--- Extracted records Enclosed Below ---
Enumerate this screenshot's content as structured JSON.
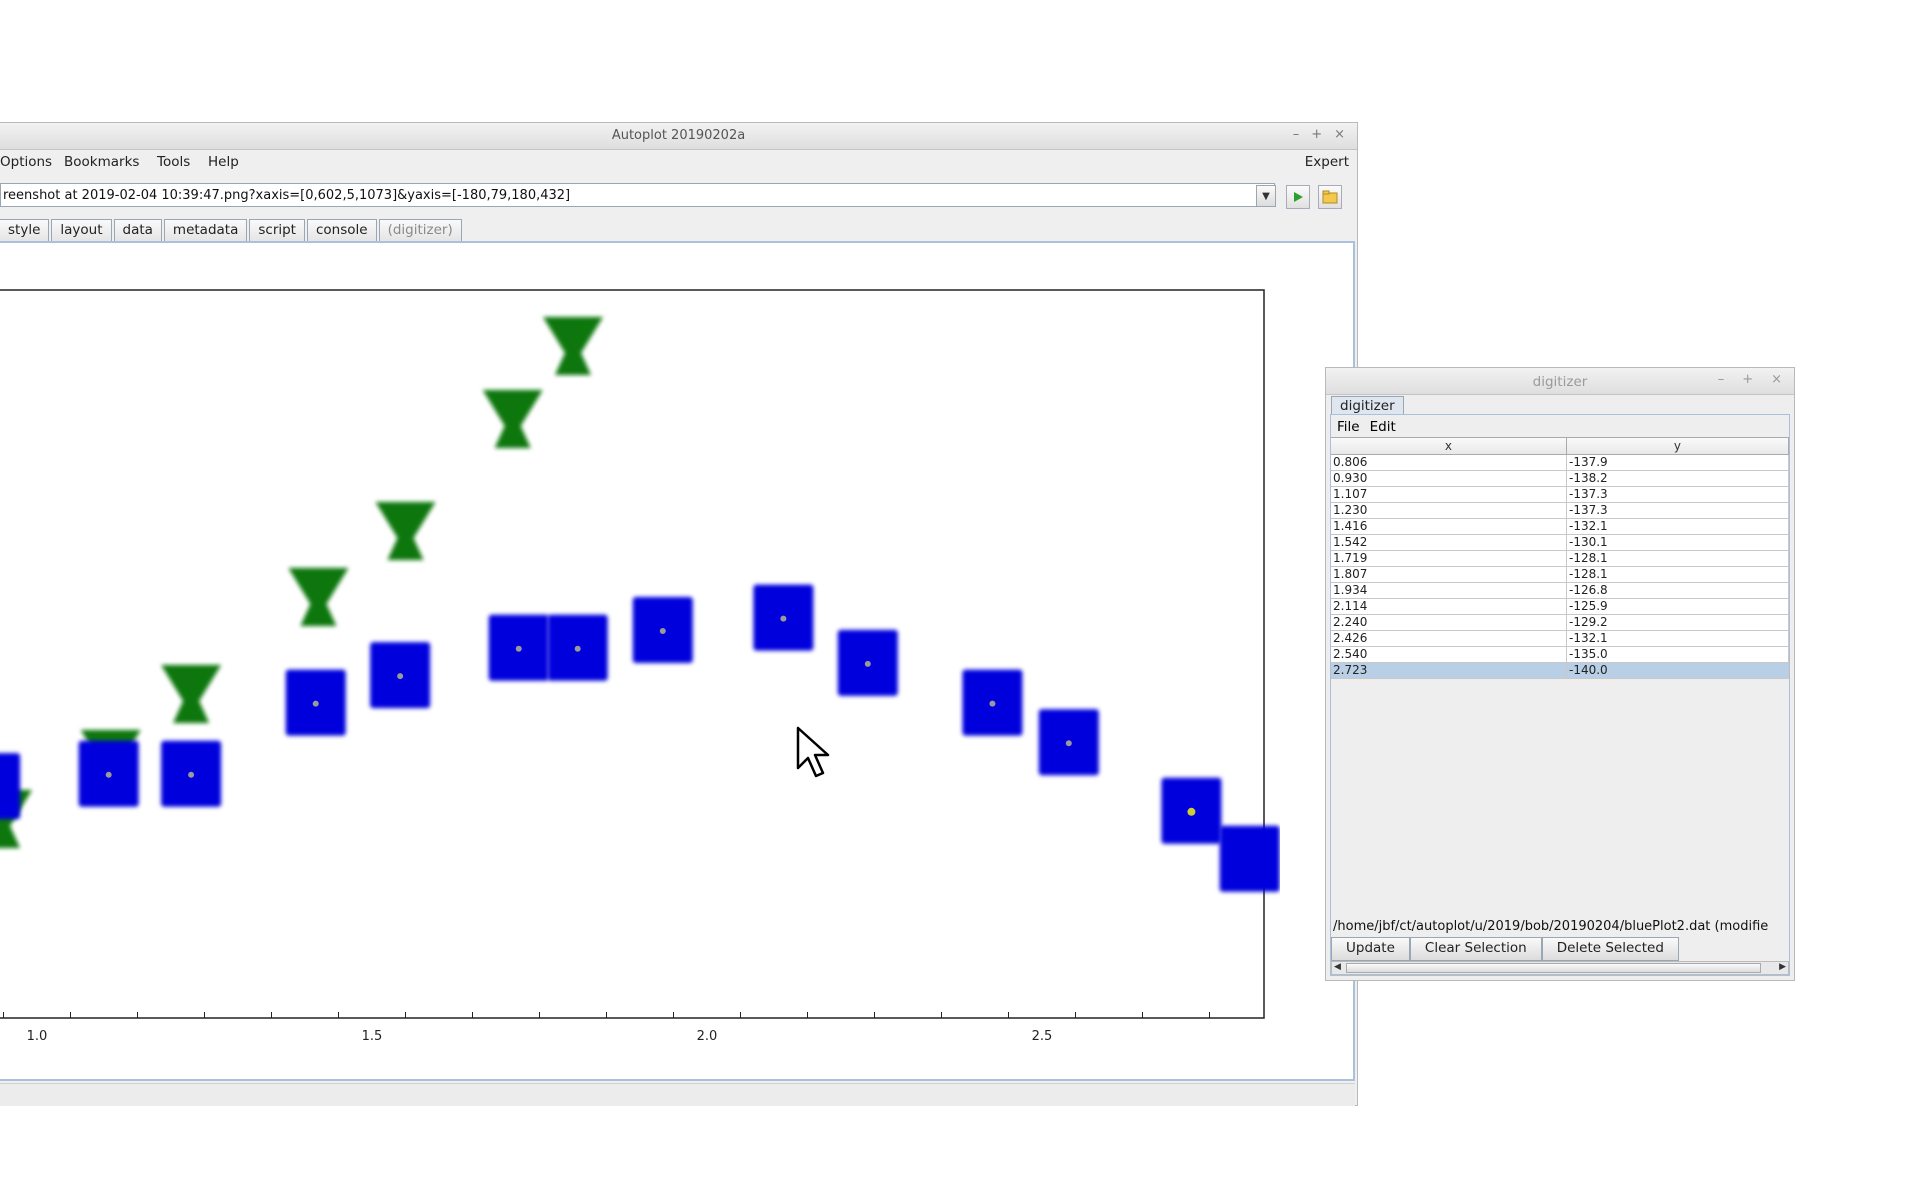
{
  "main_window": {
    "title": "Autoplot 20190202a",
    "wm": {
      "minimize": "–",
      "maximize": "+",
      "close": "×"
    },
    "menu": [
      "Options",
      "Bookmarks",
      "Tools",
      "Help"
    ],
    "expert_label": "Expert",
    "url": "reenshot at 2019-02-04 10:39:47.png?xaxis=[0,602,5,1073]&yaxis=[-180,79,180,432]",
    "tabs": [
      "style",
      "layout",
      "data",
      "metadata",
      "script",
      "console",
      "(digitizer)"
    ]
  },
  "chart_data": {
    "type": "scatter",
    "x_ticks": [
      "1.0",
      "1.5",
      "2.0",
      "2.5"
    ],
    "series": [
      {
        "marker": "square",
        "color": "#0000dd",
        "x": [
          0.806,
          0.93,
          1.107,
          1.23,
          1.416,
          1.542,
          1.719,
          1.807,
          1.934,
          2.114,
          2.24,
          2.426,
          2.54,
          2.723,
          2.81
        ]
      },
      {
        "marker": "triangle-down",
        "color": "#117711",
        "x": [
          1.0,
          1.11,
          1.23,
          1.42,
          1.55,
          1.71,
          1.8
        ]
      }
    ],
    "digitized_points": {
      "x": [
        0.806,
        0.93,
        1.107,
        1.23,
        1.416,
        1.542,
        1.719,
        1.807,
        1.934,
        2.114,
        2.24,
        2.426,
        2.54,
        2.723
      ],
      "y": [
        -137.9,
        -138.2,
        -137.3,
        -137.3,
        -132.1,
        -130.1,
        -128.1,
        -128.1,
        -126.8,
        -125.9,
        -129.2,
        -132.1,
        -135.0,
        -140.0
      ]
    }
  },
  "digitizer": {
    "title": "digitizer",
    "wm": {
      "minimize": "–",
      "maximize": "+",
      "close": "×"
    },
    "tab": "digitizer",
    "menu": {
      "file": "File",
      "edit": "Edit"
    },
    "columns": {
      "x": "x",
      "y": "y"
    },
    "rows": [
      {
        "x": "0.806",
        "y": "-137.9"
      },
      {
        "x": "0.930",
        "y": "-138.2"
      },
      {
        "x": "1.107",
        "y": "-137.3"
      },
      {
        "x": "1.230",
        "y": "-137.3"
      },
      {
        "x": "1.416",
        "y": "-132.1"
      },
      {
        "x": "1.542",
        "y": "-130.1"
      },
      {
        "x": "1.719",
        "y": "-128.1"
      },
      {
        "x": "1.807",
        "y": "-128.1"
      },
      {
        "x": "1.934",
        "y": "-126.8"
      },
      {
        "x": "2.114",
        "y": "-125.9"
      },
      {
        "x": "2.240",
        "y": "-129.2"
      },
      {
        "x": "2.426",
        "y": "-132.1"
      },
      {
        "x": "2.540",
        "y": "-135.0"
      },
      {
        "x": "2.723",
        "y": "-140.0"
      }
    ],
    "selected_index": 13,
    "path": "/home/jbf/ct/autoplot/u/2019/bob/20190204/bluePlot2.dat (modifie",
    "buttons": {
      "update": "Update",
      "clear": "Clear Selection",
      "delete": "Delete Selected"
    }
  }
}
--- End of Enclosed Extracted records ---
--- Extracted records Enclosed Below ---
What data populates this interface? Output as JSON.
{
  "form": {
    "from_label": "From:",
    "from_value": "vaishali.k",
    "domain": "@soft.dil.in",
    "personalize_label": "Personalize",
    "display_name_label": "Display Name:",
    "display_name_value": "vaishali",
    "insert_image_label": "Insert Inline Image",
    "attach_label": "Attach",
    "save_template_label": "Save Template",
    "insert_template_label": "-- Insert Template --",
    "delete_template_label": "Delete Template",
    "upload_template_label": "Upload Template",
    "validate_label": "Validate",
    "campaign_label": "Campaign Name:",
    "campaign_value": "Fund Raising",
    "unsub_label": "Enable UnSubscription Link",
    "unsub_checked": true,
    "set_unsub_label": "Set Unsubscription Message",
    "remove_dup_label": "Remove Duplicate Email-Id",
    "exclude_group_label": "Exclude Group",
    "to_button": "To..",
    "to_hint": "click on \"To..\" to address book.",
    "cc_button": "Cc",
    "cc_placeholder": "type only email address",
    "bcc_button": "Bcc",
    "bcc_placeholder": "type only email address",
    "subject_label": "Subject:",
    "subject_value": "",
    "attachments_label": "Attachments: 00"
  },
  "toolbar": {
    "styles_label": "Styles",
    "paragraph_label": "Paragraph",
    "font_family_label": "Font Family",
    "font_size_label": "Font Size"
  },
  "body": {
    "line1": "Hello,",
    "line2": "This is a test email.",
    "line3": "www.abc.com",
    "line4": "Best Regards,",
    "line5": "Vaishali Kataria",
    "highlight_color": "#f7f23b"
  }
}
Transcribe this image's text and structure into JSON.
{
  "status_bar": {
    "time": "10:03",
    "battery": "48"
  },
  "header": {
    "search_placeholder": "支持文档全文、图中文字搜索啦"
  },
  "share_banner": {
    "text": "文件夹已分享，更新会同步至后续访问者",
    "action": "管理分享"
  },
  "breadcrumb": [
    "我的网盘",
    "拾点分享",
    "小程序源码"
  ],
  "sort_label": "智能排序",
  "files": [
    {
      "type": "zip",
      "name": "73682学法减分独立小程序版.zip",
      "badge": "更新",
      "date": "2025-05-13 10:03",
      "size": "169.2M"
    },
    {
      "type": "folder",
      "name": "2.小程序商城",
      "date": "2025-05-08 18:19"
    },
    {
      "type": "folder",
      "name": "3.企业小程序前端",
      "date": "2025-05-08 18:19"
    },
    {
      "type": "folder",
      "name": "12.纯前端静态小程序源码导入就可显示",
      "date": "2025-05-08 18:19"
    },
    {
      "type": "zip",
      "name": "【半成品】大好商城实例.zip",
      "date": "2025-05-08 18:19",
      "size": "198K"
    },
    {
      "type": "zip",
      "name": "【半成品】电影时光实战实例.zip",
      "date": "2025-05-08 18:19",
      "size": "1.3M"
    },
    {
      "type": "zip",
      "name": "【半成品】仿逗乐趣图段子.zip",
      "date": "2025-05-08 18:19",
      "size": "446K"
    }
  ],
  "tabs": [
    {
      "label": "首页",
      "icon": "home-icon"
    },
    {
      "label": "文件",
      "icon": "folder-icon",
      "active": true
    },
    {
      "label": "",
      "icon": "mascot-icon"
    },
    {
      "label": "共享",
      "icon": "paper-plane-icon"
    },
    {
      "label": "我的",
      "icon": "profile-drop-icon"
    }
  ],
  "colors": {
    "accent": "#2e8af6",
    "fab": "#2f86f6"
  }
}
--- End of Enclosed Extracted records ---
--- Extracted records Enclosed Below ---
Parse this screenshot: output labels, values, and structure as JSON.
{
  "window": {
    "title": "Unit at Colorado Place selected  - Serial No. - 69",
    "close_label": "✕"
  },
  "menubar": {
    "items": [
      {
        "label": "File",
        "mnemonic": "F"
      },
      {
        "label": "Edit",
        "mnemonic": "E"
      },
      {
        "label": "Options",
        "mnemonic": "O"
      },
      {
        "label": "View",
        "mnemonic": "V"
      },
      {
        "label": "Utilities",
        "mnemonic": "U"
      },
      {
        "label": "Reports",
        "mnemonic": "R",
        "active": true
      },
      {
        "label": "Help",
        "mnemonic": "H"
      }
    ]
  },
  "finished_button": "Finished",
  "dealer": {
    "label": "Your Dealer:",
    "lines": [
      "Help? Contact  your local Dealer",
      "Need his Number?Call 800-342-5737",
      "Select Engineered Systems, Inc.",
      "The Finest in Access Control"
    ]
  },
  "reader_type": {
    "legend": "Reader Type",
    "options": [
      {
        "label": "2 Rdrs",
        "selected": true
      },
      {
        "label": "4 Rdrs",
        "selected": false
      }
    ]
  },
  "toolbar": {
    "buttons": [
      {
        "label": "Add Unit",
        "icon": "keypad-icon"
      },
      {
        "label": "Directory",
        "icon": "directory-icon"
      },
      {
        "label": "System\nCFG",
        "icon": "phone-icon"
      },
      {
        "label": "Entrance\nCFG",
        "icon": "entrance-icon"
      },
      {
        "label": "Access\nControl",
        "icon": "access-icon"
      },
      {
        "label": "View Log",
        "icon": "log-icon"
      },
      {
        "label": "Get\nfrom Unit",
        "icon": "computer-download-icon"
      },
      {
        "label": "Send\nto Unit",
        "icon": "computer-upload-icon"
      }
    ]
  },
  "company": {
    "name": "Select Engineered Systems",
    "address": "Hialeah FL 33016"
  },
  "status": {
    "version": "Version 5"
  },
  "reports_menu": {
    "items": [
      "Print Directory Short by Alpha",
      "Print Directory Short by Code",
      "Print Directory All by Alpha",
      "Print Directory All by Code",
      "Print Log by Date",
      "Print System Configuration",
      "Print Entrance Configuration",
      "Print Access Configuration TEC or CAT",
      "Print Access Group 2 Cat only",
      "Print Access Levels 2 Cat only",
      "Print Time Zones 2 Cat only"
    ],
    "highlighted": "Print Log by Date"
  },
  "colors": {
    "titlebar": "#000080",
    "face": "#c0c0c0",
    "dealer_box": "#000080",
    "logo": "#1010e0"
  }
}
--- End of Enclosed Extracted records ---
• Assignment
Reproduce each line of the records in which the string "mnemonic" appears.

• Answer below
        "mnemonic": "F"
        "mnemonic": "E"
        "mnemonic": "O"
        "mnemonic": "V"
        "mnemonic": "U"
        "mnemonic": "R",
        "mnemonic": "H"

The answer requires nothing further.